One grouping of tribes includes advisory careers, such as registered investment advisors (RIAs), accounting and tax firms, counseling, government, academia, and research.
According to the model, this group is excellent for people-persons, project managers, and operators due to the attributes of advisory careers.
The other groupings in the model display traditional careers and future careers.
What are the attributes of advisory careers?
According to the 12 Tribes Model, the attributes of advisory careers are:
- A defined career path
- Salaried positions
- Development and training
- Less name recognition
- High sector growth
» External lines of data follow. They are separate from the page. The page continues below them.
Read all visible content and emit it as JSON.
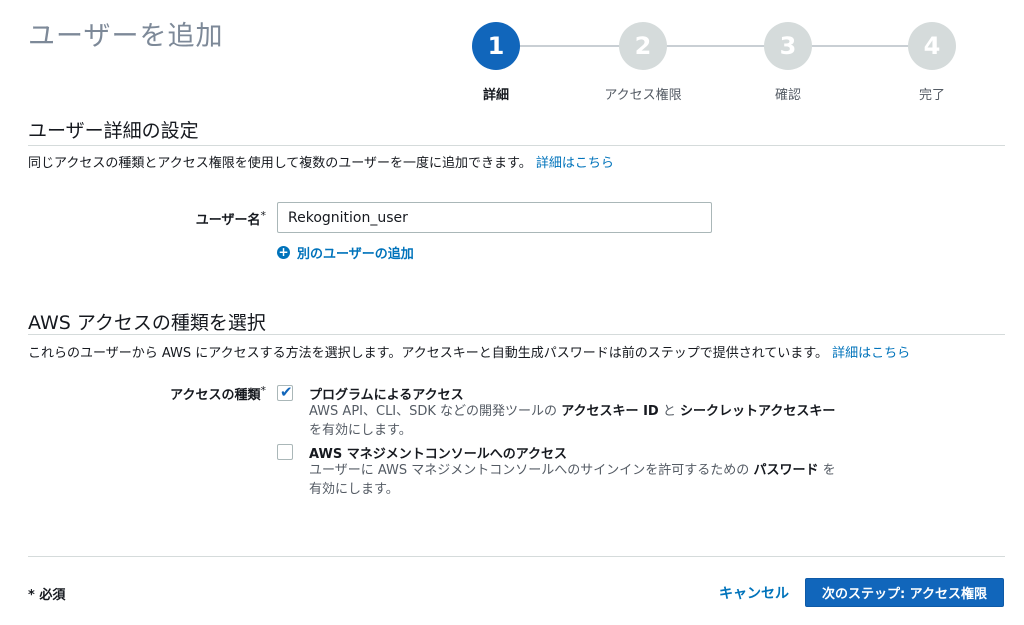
{
  "header": {
    "title": "ユーザーを追加"
  },
  "stepper": {
    "steps": [
      {
        "number": "1",
        "label": "詳細",
        "active": true
      },
      {
        "number": "2",
        "label": "アクセス権限",
        "active": false
      },
      {
        "number": "3",
        "label": "確認",
        "active": false
      },
      {
        "number": "4",
        "label": "完了",
        "active": false
      }
    ]
  },
  "details": {
    "title": "ユーザー詳細の設定",
    "description": "同じアクセスの種類とアクセス権限を使用して複数のユーザーを一度に追加できます。",
    "learn_more": "詳細はこちら",
    "username_label": "ユーザー名",
    "required_mark": "*",
    "username_value": "Rekognition_user",
    "add_user_label": "別のユーザーの追加"
  },
  "access": {
    "title": "AWS アクセスの種類を選択",
    "description": "これらのユーザーから AWS にアクセスする方法を選択します。アクセスキーと自動生成パスワードは前のステップで提供されています。",
    "learn_more": "詳細はこちら",
    "type_label": "アクセスの種類",
    "options": [
      {
        "title": "プログラムによるアクセス",
        "checked": true,
        "desc_part1": "AWS API、CLI、SDK などの開発ツールの",
        "desc_bold1": "アクセスキー ID",
        "desc_part2": "と",
        "desc_bold2": "シークレットアクセスキー",
        "desc_part3": "を有効にします。"
      },
      {
        "title": "AWS マネジメントコンソールへのアクセス",
        "checked": false,
        "desc_part1": "ユーザーに AWS マネジメントコンソールへのサインインを許可するための",
        "desc_bold1": "パスワード",
        "desc_part2": "を",
        "desc_part3": "有効にします。"
      }
    ]
  },
  "footer": {
    "required_note": "* 必須",
    "cancel_label": "キャンセル",
    "next_label": "次のステップ: アクセス権限"
  },
  "colors": {
    "accent": "#1166bb",
    "link": "#0073bb",
    "step_inactive": "#d5dbdb"
  },
  "icons": {
    "add": "plus-circle-icon",
    "check": "check-icon"
  }
}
When considering a career in wealth management, take a closer look at the career attributes of each sector. A defined career journey — as seen in advisory careers — may be best for those looking for a clear path instead of having to carve their own.
But it’s also important to remember that each tribe has nuances that can make for a different experience.
For example, the experience of having a career at an RIA firm depends on the firm’s size. Either way, most RIA firms are assembled similarly to a law firm in that you start in an entry-level role and work your way up to being a partner. RIA firms are often client-focused, which is suitable for people-persons.
Accounting and tax RIA firms often hire CFPs, and the focus is also on the client (often referred from the parent tax company).
As for financial counseling, this career could go in several different directions, from working with consumer credit to helping military families. Part-time and full-time jobs and many other channels are available in terms of clientele.
Government, academia, and research organizations offer financial planning graduates policy-making, literacy, and advocacy opportunities.
As you can see, there are several opportunities within one grouping, all based on a small list of career attributes.
Various career paths within the sector
Although the groupings and tribes have differences, they also share similarities.
During a typical wealth management career, one person may work within several tribes before finding the right fit — even if it’s not in the same grouping.
For example, if you try a career within one tribe and it’s not quite your dream job, you might consider moving to a different tribe instead of leaving the industry entirely.
The goal of the 12 Tribes model is to help those looking for a career in the industry by reducing confusion and pointing them toward where their skills are best fit.
To learn more about the 12 Tribes model, visit our Resource Library, and don’t forget to register for our April Forum: Building Careers in Wealth Management – Advisory Careers.